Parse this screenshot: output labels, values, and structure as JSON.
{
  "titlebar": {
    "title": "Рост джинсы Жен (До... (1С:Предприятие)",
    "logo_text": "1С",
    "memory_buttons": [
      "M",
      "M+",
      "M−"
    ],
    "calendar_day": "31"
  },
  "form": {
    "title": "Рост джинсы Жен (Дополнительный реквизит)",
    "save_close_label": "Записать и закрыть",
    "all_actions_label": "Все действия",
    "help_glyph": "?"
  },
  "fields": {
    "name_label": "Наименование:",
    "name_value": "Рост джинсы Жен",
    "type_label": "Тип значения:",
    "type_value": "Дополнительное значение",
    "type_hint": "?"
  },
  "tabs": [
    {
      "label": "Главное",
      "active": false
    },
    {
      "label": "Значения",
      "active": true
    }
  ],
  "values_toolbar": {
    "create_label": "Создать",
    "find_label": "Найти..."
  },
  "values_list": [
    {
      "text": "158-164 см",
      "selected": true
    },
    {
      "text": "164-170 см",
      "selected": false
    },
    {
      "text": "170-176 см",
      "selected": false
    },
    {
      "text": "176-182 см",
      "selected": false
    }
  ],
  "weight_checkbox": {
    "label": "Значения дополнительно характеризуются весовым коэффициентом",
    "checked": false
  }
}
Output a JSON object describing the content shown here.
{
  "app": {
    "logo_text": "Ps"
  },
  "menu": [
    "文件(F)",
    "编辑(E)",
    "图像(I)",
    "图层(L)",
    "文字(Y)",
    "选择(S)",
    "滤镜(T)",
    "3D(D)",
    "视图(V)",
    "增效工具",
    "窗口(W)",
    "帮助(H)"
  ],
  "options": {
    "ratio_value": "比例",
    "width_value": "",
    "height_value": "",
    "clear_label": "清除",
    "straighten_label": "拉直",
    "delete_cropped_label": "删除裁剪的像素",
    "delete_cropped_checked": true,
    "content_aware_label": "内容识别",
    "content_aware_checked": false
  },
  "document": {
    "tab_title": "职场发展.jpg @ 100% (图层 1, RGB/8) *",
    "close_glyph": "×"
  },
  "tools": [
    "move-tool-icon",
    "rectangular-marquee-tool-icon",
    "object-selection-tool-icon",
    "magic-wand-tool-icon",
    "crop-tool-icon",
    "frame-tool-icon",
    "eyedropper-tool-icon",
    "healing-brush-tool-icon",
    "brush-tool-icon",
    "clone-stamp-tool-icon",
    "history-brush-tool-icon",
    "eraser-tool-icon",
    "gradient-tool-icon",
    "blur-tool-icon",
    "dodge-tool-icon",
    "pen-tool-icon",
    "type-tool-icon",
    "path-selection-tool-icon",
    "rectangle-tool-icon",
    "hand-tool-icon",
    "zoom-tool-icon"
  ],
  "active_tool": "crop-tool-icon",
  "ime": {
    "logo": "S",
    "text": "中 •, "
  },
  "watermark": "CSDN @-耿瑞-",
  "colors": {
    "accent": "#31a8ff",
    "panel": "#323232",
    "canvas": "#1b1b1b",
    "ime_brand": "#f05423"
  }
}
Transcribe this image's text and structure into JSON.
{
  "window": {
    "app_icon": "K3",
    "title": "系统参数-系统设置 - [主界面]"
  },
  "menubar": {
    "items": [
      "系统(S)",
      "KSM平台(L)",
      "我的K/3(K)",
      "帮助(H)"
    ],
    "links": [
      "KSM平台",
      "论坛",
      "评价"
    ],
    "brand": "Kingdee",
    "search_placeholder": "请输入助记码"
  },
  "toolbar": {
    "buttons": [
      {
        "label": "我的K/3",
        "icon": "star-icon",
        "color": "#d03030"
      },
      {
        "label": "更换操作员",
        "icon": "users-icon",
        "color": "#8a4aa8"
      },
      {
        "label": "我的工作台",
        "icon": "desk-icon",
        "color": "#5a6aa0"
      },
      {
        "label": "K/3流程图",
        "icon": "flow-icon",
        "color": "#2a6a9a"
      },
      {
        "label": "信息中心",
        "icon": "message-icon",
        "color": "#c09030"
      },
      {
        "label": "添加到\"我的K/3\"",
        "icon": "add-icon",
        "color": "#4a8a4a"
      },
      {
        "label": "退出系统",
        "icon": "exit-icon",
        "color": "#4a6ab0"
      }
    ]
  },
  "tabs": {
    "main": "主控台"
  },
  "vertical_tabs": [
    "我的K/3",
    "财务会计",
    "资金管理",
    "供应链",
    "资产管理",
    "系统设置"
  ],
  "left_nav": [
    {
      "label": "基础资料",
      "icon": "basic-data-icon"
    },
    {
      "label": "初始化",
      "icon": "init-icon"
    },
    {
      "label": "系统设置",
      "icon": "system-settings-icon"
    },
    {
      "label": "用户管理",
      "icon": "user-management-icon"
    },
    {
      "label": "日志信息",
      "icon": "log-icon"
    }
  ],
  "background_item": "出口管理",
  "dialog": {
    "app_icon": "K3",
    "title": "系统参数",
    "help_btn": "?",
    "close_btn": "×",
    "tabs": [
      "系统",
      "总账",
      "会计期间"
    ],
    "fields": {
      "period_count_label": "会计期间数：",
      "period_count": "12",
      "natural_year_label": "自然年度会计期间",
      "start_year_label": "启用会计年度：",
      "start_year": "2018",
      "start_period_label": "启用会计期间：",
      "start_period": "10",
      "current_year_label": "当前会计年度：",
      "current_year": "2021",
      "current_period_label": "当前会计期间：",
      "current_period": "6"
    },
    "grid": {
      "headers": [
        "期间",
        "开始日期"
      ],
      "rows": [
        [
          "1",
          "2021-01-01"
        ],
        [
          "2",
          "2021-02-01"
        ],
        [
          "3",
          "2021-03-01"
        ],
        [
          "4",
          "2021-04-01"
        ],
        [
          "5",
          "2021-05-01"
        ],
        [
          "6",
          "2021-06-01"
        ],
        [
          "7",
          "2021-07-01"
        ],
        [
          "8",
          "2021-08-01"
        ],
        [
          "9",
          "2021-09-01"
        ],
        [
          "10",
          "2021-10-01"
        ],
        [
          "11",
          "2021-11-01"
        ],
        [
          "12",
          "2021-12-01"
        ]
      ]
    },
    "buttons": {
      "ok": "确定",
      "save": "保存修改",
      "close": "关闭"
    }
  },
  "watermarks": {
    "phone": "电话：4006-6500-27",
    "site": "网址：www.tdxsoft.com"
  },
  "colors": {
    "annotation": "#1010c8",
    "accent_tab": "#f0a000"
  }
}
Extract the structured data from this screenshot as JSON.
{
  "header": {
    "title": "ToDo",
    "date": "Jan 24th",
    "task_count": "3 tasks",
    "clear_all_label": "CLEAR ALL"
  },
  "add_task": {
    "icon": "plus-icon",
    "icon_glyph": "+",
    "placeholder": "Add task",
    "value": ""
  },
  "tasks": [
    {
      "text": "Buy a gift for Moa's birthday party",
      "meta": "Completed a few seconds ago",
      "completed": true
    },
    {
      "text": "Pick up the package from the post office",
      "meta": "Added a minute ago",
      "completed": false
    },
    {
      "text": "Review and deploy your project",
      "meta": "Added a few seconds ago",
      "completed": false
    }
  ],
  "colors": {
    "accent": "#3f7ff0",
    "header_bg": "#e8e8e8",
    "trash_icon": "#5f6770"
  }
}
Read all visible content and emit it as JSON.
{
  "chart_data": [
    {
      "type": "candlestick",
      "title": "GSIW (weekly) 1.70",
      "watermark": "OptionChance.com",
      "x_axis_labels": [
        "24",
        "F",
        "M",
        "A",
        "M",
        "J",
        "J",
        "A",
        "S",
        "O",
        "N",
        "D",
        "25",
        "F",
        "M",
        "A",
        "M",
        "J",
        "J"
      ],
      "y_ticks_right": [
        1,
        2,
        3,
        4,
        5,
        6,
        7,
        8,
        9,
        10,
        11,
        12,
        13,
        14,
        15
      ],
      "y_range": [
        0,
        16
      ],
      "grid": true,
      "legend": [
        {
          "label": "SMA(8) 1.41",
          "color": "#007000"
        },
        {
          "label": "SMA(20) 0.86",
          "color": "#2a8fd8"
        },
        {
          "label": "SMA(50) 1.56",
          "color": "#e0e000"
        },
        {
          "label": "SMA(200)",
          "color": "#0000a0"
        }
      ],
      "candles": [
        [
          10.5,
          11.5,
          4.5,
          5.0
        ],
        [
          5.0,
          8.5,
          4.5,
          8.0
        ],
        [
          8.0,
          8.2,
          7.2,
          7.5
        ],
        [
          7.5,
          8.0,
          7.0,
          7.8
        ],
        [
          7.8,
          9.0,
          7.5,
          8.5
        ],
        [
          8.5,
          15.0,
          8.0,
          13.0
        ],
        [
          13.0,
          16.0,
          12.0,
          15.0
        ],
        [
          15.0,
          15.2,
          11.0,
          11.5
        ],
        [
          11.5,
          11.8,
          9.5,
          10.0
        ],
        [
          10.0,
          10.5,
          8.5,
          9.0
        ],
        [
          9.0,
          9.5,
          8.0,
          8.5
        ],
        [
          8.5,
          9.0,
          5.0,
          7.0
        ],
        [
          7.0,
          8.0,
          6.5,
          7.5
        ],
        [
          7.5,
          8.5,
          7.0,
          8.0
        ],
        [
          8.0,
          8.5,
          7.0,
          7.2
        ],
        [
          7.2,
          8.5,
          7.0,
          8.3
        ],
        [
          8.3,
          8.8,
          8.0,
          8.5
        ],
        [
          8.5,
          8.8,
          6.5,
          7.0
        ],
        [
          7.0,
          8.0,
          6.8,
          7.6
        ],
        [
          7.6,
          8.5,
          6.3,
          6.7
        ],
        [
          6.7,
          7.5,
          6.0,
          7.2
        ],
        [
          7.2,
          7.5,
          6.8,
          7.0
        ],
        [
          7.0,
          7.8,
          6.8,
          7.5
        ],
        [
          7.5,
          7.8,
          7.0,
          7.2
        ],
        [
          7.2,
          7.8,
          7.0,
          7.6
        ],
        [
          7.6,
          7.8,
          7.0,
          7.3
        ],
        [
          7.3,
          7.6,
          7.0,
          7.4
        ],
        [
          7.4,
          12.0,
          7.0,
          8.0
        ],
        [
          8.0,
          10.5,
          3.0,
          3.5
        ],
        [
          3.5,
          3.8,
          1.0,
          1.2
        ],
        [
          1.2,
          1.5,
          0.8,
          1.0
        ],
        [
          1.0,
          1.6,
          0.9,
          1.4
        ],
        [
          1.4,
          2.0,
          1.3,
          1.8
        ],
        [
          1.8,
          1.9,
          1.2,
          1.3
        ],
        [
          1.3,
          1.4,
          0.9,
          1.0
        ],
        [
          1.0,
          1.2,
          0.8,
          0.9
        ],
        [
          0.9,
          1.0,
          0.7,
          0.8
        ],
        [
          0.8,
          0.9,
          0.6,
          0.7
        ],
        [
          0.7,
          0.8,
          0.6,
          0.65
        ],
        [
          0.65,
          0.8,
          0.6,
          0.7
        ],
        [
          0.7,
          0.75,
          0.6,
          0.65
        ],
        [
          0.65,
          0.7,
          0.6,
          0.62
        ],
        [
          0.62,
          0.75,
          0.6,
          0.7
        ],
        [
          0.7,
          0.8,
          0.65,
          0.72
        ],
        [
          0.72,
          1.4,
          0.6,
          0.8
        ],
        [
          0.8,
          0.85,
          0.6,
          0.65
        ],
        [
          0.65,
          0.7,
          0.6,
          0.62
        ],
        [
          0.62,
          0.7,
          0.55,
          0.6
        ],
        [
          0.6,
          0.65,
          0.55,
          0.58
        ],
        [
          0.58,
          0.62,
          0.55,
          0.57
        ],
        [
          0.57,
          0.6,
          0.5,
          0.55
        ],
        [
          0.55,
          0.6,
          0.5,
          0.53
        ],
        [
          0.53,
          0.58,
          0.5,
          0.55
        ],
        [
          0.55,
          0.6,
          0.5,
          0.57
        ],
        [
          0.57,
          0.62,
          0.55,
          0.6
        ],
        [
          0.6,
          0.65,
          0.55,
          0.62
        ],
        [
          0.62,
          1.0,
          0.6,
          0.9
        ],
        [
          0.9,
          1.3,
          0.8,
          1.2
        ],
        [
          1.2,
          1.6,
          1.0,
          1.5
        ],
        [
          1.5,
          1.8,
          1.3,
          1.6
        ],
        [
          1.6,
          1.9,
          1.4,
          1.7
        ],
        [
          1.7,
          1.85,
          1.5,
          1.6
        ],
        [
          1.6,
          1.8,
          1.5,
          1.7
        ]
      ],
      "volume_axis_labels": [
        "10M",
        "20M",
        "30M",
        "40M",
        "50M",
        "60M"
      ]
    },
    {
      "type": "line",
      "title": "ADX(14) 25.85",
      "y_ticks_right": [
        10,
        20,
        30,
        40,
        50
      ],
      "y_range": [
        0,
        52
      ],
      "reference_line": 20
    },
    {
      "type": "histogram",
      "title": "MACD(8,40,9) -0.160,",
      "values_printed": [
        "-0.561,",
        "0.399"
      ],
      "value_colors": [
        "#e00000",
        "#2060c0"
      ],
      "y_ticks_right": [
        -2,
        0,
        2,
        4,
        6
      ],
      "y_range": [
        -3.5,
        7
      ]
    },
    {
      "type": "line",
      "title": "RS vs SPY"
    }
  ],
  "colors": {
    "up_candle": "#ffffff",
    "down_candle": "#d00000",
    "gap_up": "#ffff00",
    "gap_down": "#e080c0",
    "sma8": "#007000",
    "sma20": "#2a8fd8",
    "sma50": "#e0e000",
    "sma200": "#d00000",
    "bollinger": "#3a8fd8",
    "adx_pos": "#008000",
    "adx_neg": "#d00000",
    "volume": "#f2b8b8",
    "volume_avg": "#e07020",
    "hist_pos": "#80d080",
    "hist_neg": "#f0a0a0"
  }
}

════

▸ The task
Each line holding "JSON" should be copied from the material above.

▸ Solution for this exercise
Parse this screenshot: output labels, values, and structure as JSON.
Output a JSON object describing the content shown here.
Transcribe this image's text and structure into JSON.
Extract the structured data from this screenshot as JSON.
Read all visible content and emit it as JSON.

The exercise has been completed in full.